(Element data from apps and pages)

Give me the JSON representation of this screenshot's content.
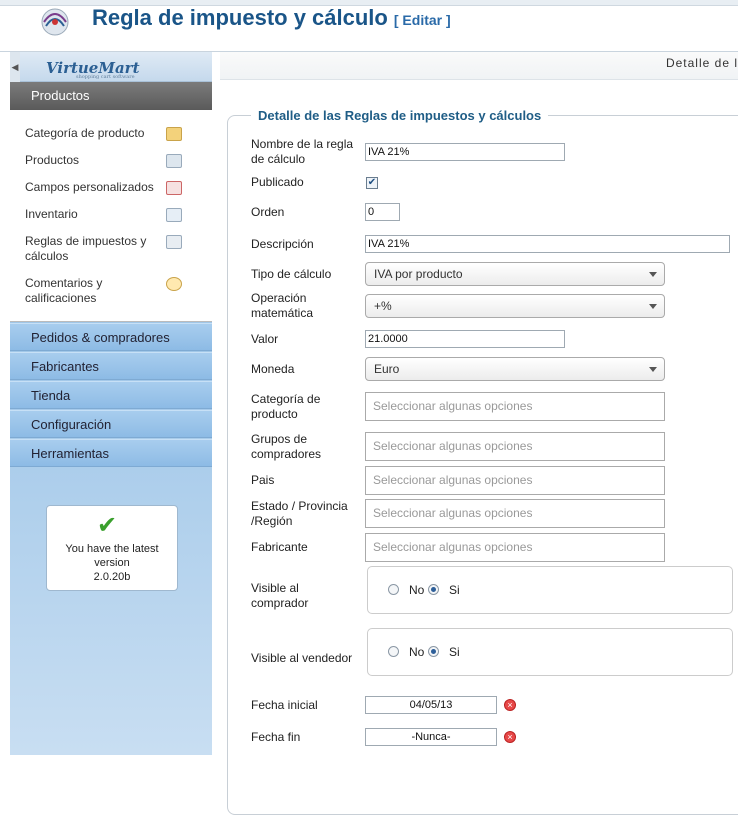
{
  "header": {
    "title": "Regla de impuesto y cálculo",
    "edit_label": "[ Editar ]"
  },
  "sidebar": {
    "brand": "VirtueMart",
    "brand_tagline": "shopping cart software",
    "section": "Productos",
    "sub_items": [
      {
        "label": "Categoría de producto",
        "icon": "folder-icon"
      },
      {
        "label": "Productos",
        "icon": "camera-icon"
      },
      {
        "label": "Campos personalizados",
        "icon": "custom-fields-icon"
      },
      {
        "label": "Inventario",
        "icon": "inventory-icon"
      },
      {
        "label": "Reglas de impuestos y cálculos",
        "icon": "calculator-icon"
      },
      {
        "label": "Comentarios y calificaciones",
        "icon": "comment-bubble-icon"
      }
    ],
    "menu": [
      "Pedidos & compradores",
      "Fabricantes",
      "Tienda",
      "Configuración",
      "Herramientas"
    ],
    "version": {
      "line1": "You have the latest version",
      "line2": "2.0.20b"
    }
  },
  "toolbar": {
    "tab": "Detalle de l"
  },
  "form": {
    "legend": "Detalle de las Reglas de impuestos y cálculos",
    "nombre": {
      "label": "Nombre de la regla de cálculo",
      "value": "IVA 21%"
    },
    "publicado": {
      "label": "Publicado",
      "checked": true
    },
    "orden": {
      "label": "Orden",
      "value": "0"
    },
    "descripcion": {
      "label": "Descripción",
      "value": "IVA 21%"
    },
    "tipo": {
      "label": "Tipo de cálculo",
      "value": "IVA por producto"
    },
    "operacion": {
      "label": "Operación matemática",
      "value": "+%"
    },
    "valor": {
      "label": "Valor",
      "value": "21.0000"
    },
    "moneda": {
      "label": "Moneda",
      "value": "Euro"
    },
    "categoria": {
      "label": "Categoría de producto",
      "placeholder": "Seleccionar algunas opciones"
    },
    "grupos": {
      "label": "Grupos de compradores",
      "placeholder": "Seleccionar algunas opciones"
    },
    "pais": {
      "label": "Pais",
      "placeholder": "Seleccionar algunas opciones"
    },
    "estado": {
      "label": "Estado / Provincia /Región",
      "placeholder": "Seleccionar algunas opciones"
    },
    "fabricante": {
      "label": "Fabricante",
      "placeholder": "Seleccionar algunas opciones"
    },
    "visible_comprador": {
      "label": "Visible al comprador",
      "no": "No",
      "si": "Si",
      "selected": "Si"
    },
    "visible_vendedor": {
      "label": "Visible al vendedor",
      "no": "No",
      "si": "Si",
      "selected": "Si"
    },
    "fecha_inicial": {
      "label": "Fecha inicial",
      "value": "04/05/13"
    },
    "fecha_fin": {
      "label": "Fecha fin",
      "value": "-Nunca-"
    }
  }
}
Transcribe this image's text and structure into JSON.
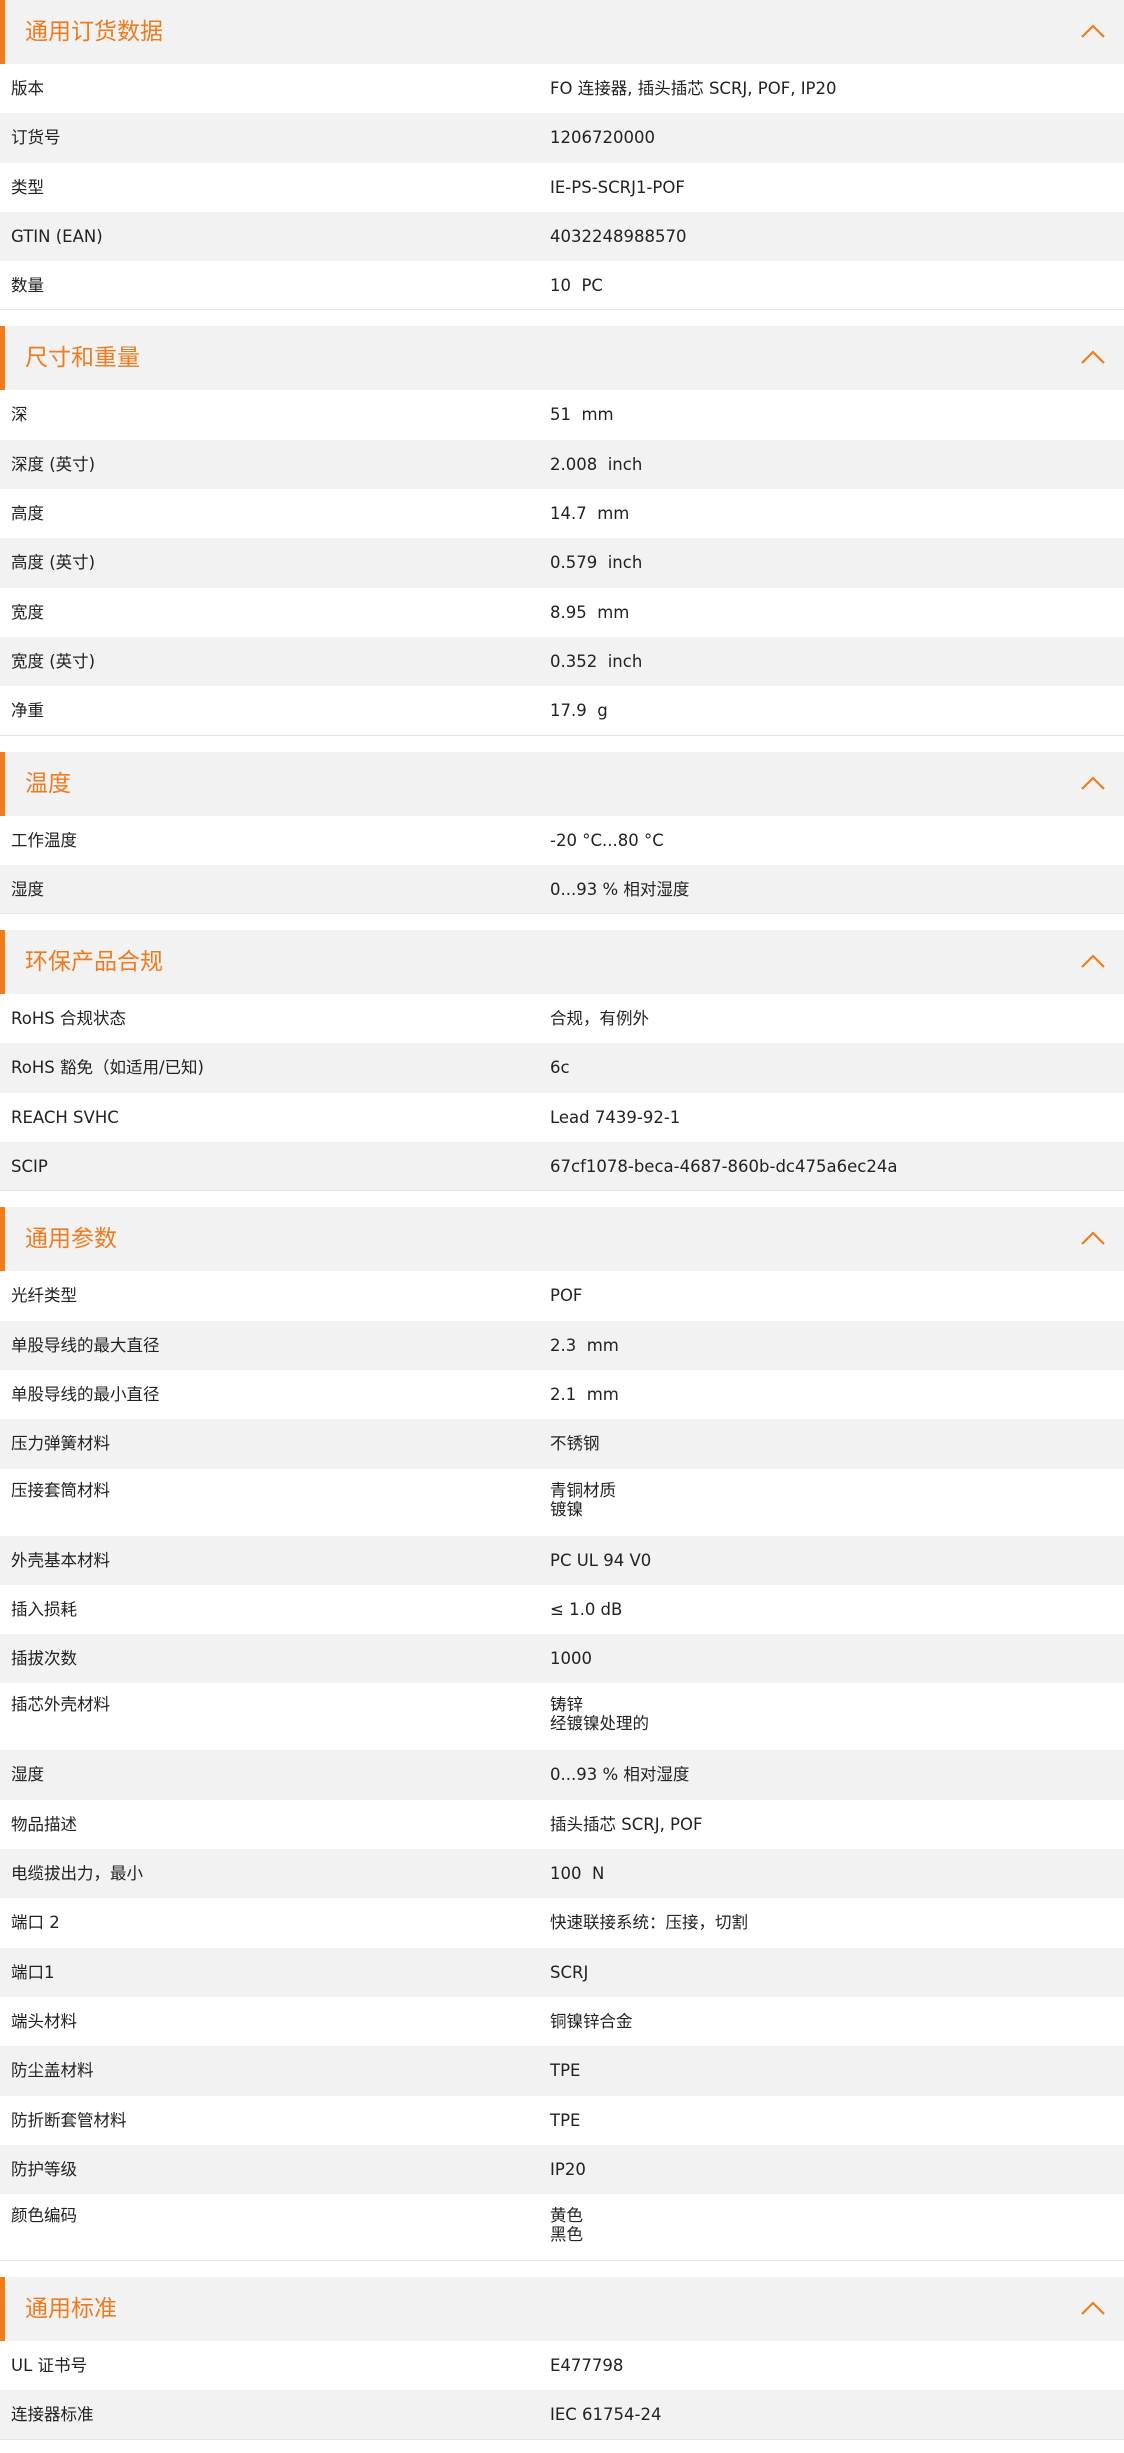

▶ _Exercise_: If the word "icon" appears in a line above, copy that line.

▶ _Final answer_:
        "icon": "folder-icon"
        "icon": "camera-icon"
        "icon": "custom-fields-icon"
        "icon": "inventory-icon"
        "icon": "calculator-icon"
        "icon": "comment-bubble-icon"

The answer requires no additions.